- It will aid in the maintenance of a database of all clinics and medical personnel in the field.
- To make the registration procedure easier, state governments will appoint registration authorities.
- The registration will be valid for five years, with the option to renew for another five.
Control ART Services:
- It aims to regulate and monitor Assisted Reproductive Technology (ART) clinics and banks, as well as to avoid misuse and to follow safe and ethical procedures.
- The bill recommends that a national board be established.
- The board will establish minimum requirements for clinics and banks in terms of physical infrastructure, laboratory, diagnostic equipment, and professional manpower.
- It also wants harsh punishment for individuals who engage in sex selection, the sale of human embryos or gametes, or those who are caught running agencies, rackets, or organisations that engage in such procedures in violation of the law.
- For first-time offenders, a penalty of between Rs. 5 lakhs and Rs. 10 lakhs may be imposed.
- Punishable by imprisonment for a period of eight to twelve years and a fine of between Rs. ten and Rs. twenty lakh.
- Any clinic or bank that advertises or offers sex-selective ART is subject to a sentence of five to ten years in prison, a fine of Rs. 10 lakh to Rs. 25 lakh, or both.
Protocols must be standardised:
- There are numerous such ART facilities that operate without regulation, posing a risk to the health of people who undergo the process.
- If there is no regulation, unethical behaviour will become more prevalent.
- Women and children must be protected.
- An insurance policy is required for the oocyte (a cell in the ovary) donor.
- The implantation of many embryos must be regulated, and children born through ART must be protected.
- Accessibility Discrimination: The Bill enables a married heterosexual couple and a woman above the age of marriage to use ARTs, but not single men, cohabiting heterosexual couples, or LGBTQ+ persons and couples.

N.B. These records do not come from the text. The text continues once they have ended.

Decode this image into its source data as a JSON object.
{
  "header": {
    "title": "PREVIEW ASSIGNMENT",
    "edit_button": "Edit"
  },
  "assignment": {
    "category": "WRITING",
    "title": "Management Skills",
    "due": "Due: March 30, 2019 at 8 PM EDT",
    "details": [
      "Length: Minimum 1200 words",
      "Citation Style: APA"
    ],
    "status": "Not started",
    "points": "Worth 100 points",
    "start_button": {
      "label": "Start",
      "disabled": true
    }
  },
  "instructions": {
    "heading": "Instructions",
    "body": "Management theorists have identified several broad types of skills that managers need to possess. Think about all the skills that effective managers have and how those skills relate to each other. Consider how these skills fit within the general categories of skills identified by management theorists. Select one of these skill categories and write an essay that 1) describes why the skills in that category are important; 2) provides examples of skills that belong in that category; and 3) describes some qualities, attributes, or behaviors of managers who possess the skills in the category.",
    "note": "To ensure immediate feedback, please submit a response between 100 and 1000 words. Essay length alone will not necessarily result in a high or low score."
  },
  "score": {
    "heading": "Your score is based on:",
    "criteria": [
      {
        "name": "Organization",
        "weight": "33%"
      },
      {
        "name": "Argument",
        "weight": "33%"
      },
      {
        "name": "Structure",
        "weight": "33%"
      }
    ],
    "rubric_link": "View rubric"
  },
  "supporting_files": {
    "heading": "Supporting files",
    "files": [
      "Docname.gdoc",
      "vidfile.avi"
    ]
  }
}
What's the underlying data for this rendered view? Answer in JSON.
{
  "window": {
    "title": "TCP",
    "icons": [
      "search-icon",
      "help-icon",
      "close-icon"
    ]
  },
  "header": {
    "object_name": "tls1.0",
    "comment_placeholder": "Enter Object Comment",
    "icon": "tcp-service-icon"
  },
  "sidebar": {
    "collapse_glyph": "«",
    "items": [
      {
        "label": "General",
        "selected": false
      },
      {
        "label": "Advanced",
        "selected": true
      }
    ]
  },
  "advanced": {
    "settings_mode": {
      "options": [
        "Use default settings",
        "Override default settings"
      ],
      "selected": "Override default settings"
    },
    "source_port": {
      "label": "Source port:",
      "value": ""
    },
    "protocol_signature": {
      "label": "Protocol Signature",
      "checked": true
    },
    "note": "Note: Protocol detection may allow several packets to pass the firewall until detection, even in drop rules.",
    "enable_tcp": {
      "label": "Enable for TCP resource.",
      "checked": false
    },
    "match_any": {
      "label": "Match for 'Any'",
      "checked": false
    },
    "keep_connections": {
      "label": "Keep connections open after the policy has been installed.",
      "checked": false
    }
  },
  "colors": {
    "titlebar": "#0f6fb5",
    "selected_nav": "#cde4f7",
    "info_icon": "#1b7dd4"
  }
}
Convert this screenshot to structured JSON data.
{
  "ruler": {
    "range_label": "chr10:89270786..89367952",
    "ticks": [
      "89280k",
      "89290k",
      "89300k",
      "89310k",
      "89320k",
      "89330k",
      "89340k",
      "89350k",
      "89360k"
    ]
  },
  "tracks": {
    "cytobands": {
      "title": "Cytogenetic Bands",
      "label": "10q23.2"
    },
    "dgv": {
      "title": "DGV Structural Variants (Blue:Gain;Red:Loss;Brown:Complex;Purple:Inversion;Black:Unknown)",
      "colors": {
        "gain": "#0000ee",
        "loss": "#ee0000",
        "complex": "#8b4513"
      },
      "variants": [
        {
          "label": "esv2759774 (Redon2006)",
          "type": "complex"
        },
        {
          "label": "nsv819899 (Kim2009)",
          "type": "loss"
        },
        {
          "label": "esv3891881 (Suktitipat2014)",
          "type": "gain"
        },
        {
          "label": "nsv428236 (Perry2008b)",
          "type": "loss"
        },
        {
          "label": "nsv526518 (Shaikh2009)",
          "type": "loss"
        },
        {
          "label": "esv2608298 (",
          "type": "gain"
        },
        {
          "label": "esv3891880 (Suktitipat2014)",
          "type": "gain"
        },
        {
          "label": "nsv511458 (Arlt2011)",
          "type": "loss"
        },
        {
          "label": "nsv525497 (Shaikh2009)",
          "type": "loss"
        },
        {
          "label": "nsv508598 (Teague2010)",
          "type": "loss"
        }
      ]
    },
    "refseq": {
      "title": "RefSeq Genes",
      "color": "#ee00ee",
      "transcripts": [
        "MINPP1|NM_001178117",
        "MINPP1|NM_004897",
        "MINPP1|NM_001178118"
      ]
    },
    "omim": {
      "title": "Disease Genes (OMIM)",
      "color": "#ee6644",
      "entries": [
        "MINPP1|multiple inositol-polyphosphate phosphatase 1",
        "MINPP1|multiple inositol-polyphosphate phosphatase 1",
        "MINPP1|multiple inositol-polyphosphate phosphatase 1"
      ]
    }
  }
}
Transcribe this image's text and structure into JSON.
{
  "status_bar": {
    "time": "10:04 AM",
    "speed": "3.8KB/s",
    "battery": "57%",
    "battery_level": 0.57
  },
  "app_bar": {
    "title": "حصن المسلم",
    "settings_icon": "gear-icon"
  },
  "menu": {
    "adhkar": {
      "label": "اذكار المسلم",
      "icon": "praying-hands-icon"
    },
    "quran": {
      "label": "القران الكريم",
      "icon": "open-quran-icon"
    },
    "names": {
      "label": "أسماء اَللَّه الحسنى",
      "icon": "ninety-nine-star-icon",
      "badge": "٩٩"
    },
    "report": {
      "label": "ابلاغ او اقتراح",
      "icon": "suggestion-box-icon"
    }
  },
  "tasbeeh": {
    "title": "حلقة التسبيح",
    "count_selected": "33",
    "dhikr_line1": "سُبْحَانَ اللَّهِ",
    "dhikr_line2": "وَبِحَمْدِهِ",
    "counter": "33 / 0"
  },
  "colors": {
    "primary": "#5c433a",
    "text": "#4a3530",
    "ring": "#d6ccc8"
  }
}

- Redundancy: Both the Surrogacy and the ART Bills will create various registration bodies, resulting in duplication or, worse, a lack of regulation.
- Surrogacy clinics, for example, are not obligated to register surrogacy to the National Registry.
- Article 14 of India's constitution is violated by the bill, which is also silent on children's rights.
- Equality before the law and equal protection under the law cannot be denied to anyone in India, according to Article 14.
- Cost of Services: The procedure's cost should be closely monitored so that even the poor can benefit from it.
About ART (Assisted Reproductive Technology):
- Infertility is treated with ART.
- Fertility therapies that work with both a woman's egg and a man's sperm are included.
- It creates embryos by extracting eggs from a woman's body and mixing them with sperm.
- After that, the embryos are implanted back into the woman's body.
- The most popular and efficient type of ART is in vitro fertilisation (IVF).
- Donor eggs, donor sperm, and previously frozen embryos are sometimes used in ART operations.
- It may also involve the use of a surrogate mother.
- Ethics committees must be present at Way Forward Clinics, and mandated counselling services must be separate from them.
- Prior versions of the Bill restricted embryonic research, which must be reinstated, and definitions of "couple," "infertility," "ART clinics," and "banks" must be synchronised between the Bill and the Surrogacy (Regulation) Bill.
- All ART entities shall be obligated by the national interest, cordial relations with other states, public order, decency, and morality as directed by federal and state governments.
- Before affecting millions of people, all of the constitutional, medico-legal, ethical, and regulatory concerns highlighted by the Bill must be thoroughly examined.
Tags : art, constitutional issues